1/ Let’s imagine you (the reader) and I are connected on Linkedin. If I accept a request from a stranger, that same person will show up as a connection with me when they try to connect with you. You would be lured into accepting based on the assumption that the stranger and I are legitimately connected. If a friend of a friend may be enough for some to connect on Facebook, a connection of a connection in business has other repercussions, including access to important people. I have several people in my network whom I adore and trust, but they have obviously not been selective with their network. If that stranger were to ask my friend to be introduced to me, I dare say that my friend would be hard-pressed to pass along the request with integrity. Otherwise, he would be spoiling my trust in him.
The trickery is going to get worse
But, the new news is what should stop you dead in your tracks. If you’re like me, you will make sure that the person you’re accepting as a connection is bona fide. That usually means verifying the Stan Smith is the Stan you know. You can at the same time check out the bio and see that the profile is up-to-date and active (as opposed to a placeholder or with the equivalent of an egghead). But, our ability to verify errant profiles will is about to be put to the test…
2/ According to this recent AP article, “Experts: Spy used AI-generated face to connect with targets,” there are now scores of fake profiles bouncing around Linkedin. The article explains that “the persona [Katie Jones] was part of a vast army of phantom profiles lurking on the professional networking site LinkedIn. And several experts contacted by the AP said Jones’ profile picture appeared to have been created by a computer program.” That profile disappeared from circulation, but surely many more will be following in its stead. The point is that the profile isn’t only a stranger to you. It’s fake and toxic. If ever there was a time to say, I need to reiterate my rant:
Stop accepting connection requests on LinkedIn from people you don’t know and trust! [And don’t ever connect with a stranger without a legitimate reason and a covering note that explains why the other person ought to wish to connect to you].
Build a strong — not fake — LinkedIn network

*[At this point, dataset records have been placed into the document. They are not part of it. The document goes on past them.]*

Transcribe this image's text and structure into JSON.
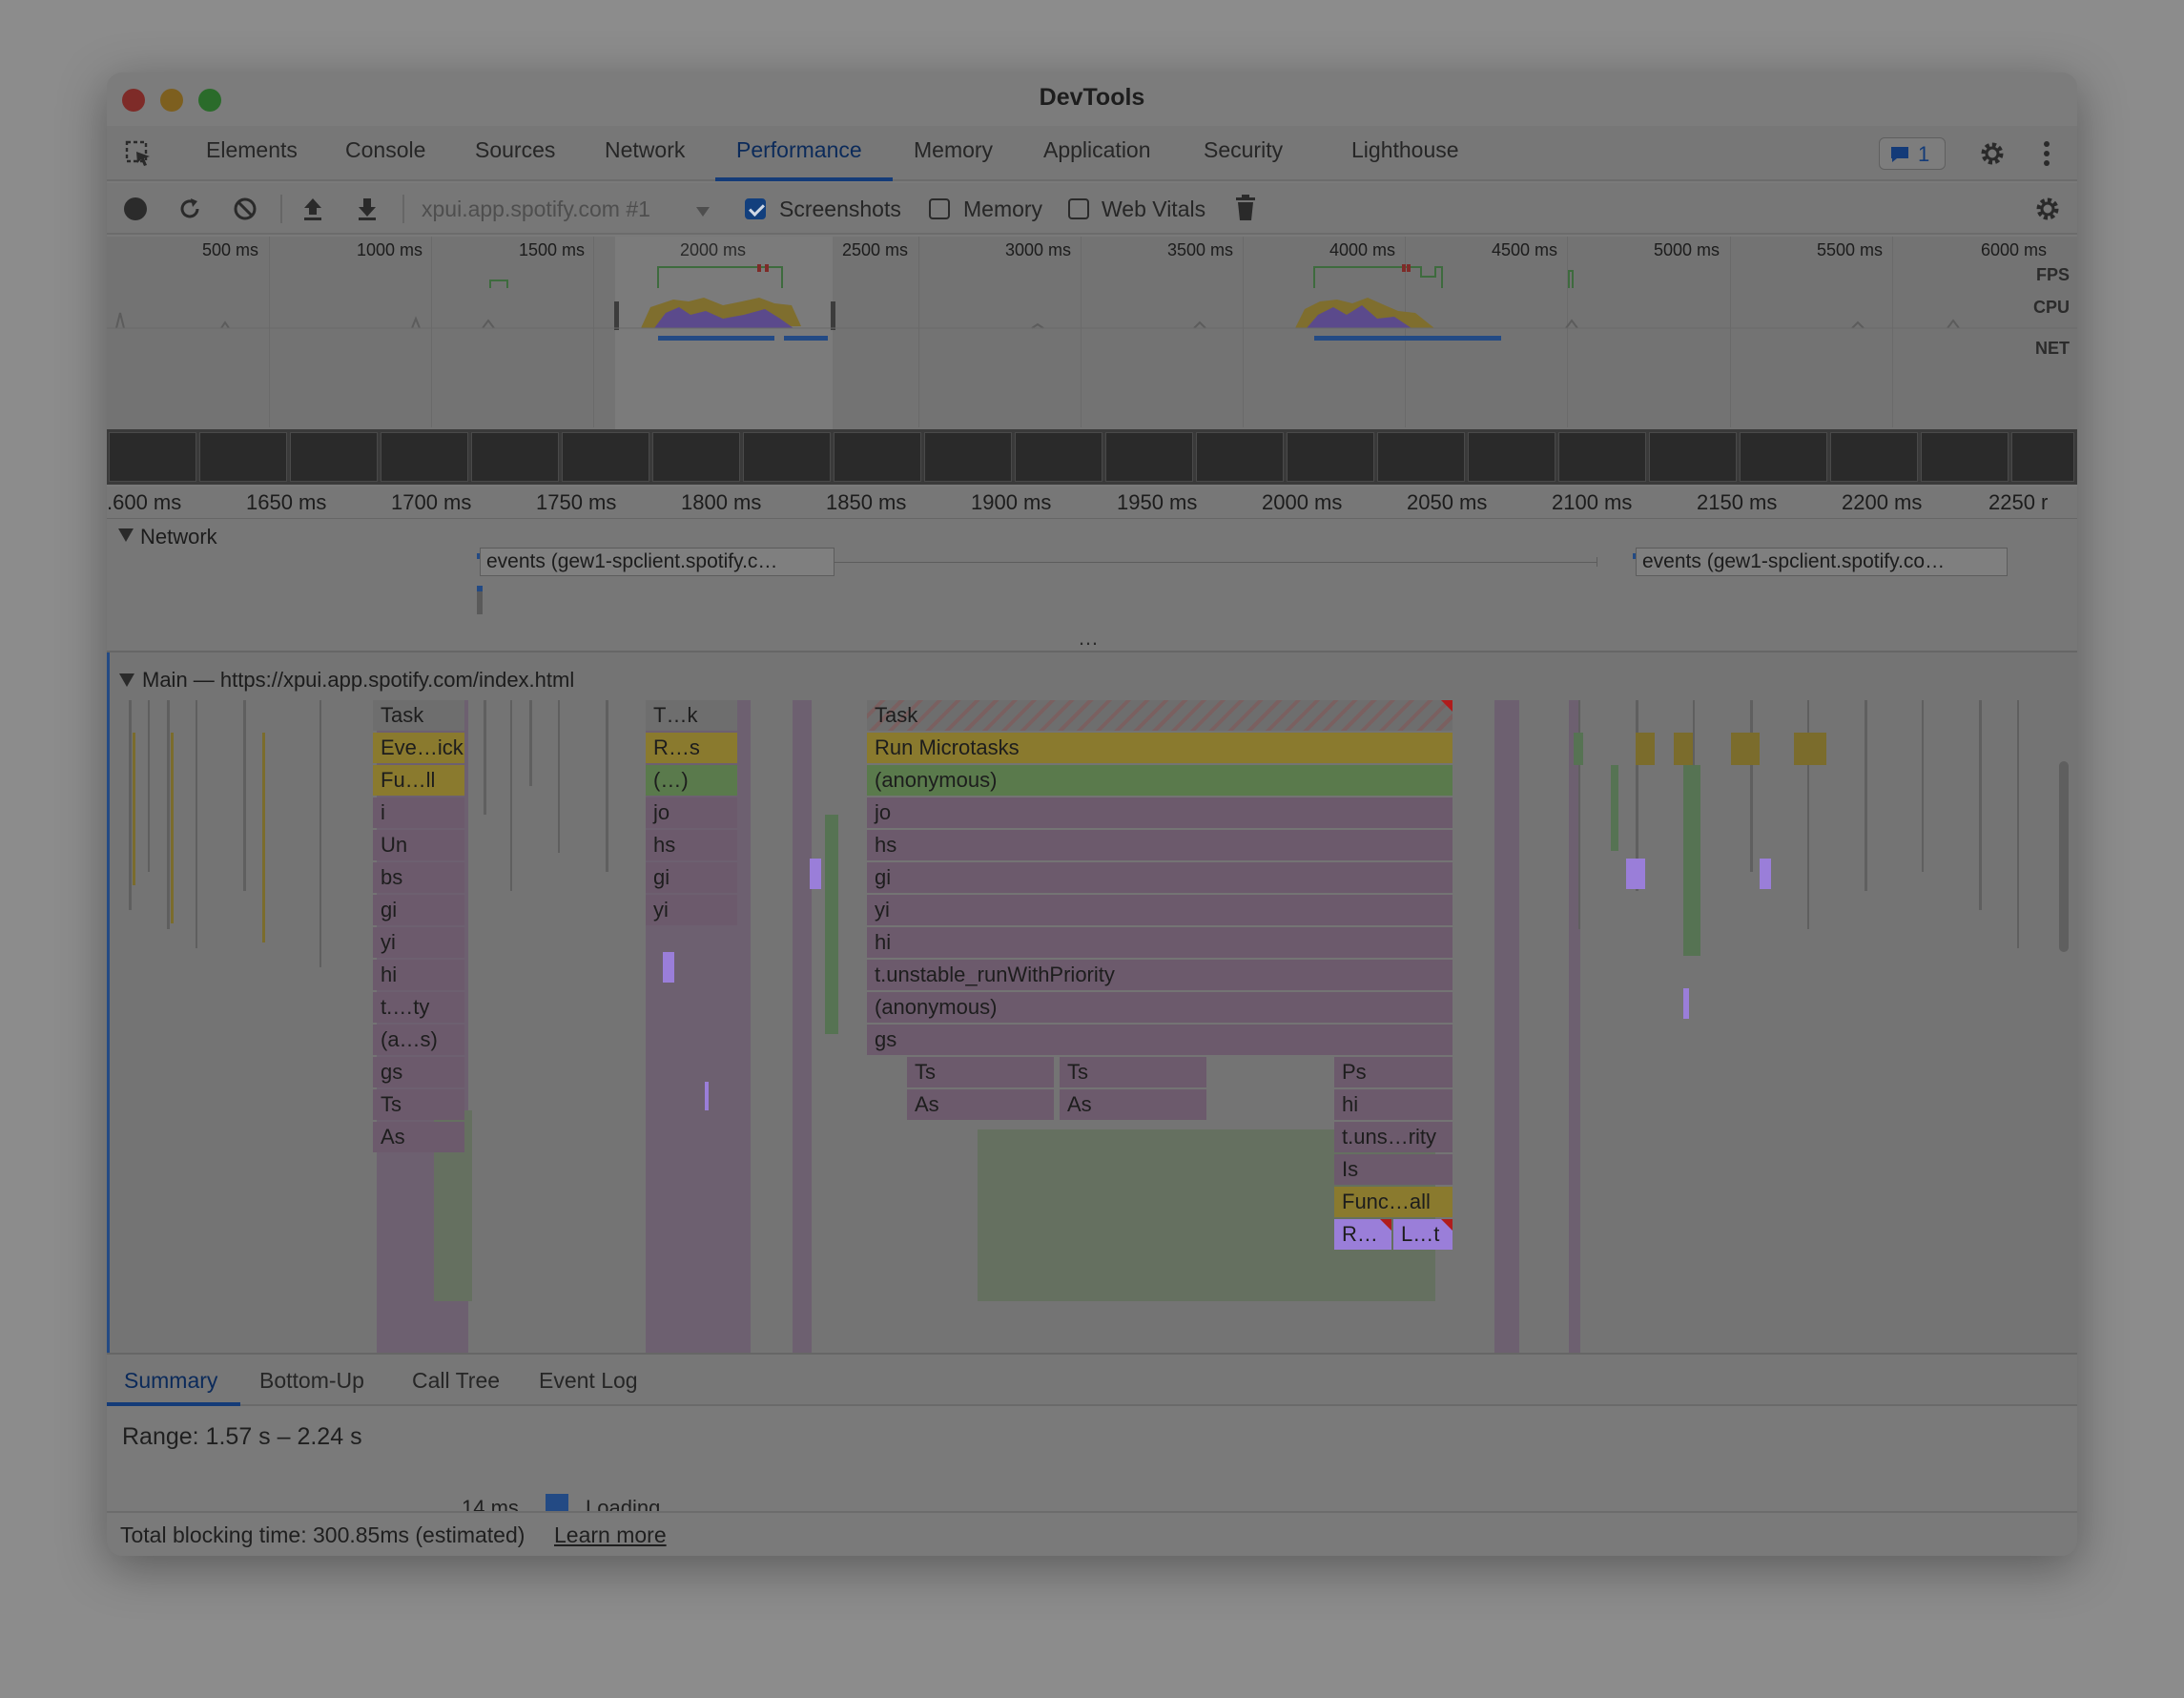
{
  "window": {
    "title": "DevTools"
  },
  "tabs": [
    "Elements",
    "Console",
    "Sources",
    "Network",
    "Performance",
    "Memory",
    "Application",
    "Security",
    "Lighthouse"
  ],
  "active_tab": "Performance",
  "issues_badge": {
    "count": "1"
  },
  "toolbar": {
    "profile_select": "xpui.app.spotify.com #1",
    "screenshots_label": "Screenshots",
    "screenshots_checked": true,
    "memory_label": "Memory",
    "memory_checked": false,
    "web_vitals_label": "Web Vitals",
    "web_vitals_checked": false
  },
  "overview": {
    "ticks": [
      "500 ms",
      "1000 ms",
      "1500 ms",
      "2000 ms",
      "2500 ms",
      "3000 ms",
      "3500 ms",
      "4000 ms",
      "4500 ms",
      "5000 ms",
      "5500 ms",
      "6000 ms"
    ],
    "lanes": [
      "FPS",
      "CPU",
      "NET"
    ]
  },
  "ruler": {
    "ticks": [
      ".600 ms",
      "1650 ms",
      "1700 ms",
      "1750 ms",
      "1800 ms",
      "1850 ms",
      "1900 ms",
      "1950 ms",
      "2000 ms",
      "2050 ms",
      "2100 ms",
      "2150 ms",
      "2200 ms",
      "2250 r"
    ]
  },
  "network_track": {
    "title": "Network",
    "requests": [
      "events (gew1-spclient.spotify.c…",
      "events (gew1-spclient.spotify.co…"
    ],
    "more": "…"
  },
  "main_track": {
    "title": "Main — https://xpui.app.spotify.com/index.html",
    "col1": [
      "Task",
      "Eve…ick",
      "Fu…ll",
      "i",
      "Un",
      "bs",
      "gi",
      "yi",
      "hi",
      "t.…ty",
      "(a…s)",
      "gs",
      "Ts",
      "As"
    ],
    "col2": [
      "T…k",
      "R…s",
      "(…)",
      "jo",
      "hs",
      "gi",
      "yi"
    ],
    "col3": [
      "Task",
      "Run Microtasks",
      "(anonymous)",
      "jo",
      "hs",
      "gi",
      "yi",
      "hi",
      "t.unstable_runWithPriority",
      "(anonymous)",
      "gs"
    ],
    "col3_split": {
      "ts1": "Ts",
      "as1": "As",
      "ts2": "Ts",
      "as2": "As"
    },
    "col4": [
      "Ps",
      "hi",
      "t.uns…rity",
      "Is",
      "Func…all"
    ],
    "col4_leaves": [
      "R…",
      "L…t"
    ]
  },
  "bottom_tabs": [
    "Summary",
    "Bottom-Up",
    "Call Tree",
    "Event Log"
  ],
  "active_bottom_tab": "Summary",
  "summary": {
    "range": "Range: 1.57 s – 2.24 s",
    "legend_value": "14 ms",
    "legend_label": "Loading"
  },
  "footer": {
    "text": "Total blocking time: 300.85ms (estimated)",
    "link": "Learn more"
  },
  "colors": {
    "scripting": "#8a7a2e",
    "function": "#6c5a6c",
    "green": "#5a7a4c",
    "purple": "#9a7ed9",
    "accent": "#143b78"
  }
}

As the world of deep fake news continues to develop and get more sophisticated, we would all do well to up our game and be wary of indulging strangers because it’s about being nice, convenient or potential business. Just because it’s free, doesn’t mean you don’t pay. And just because you can [connect with strangers], doesn’t mean you ought to. Because the Linkedin algorithm gives privilege to 2nd degree connections, I affirm that we ought to be far more vigilant about the way we all connect on Linkedin. The integrity of the entire ‘social’ network depends on that integrity. With so much fake ‘stuff’ about, we need to pay particular attention to the authenticity of our relationships in order to build up a strong and effective network, especially on LinkedIn (or other professional networks). Imagine a future where we could use a technology like Blockchain to help us confirm the genuineness of each of our relationships? The chain of links would be verified and trustworthy! Scary or wonderful?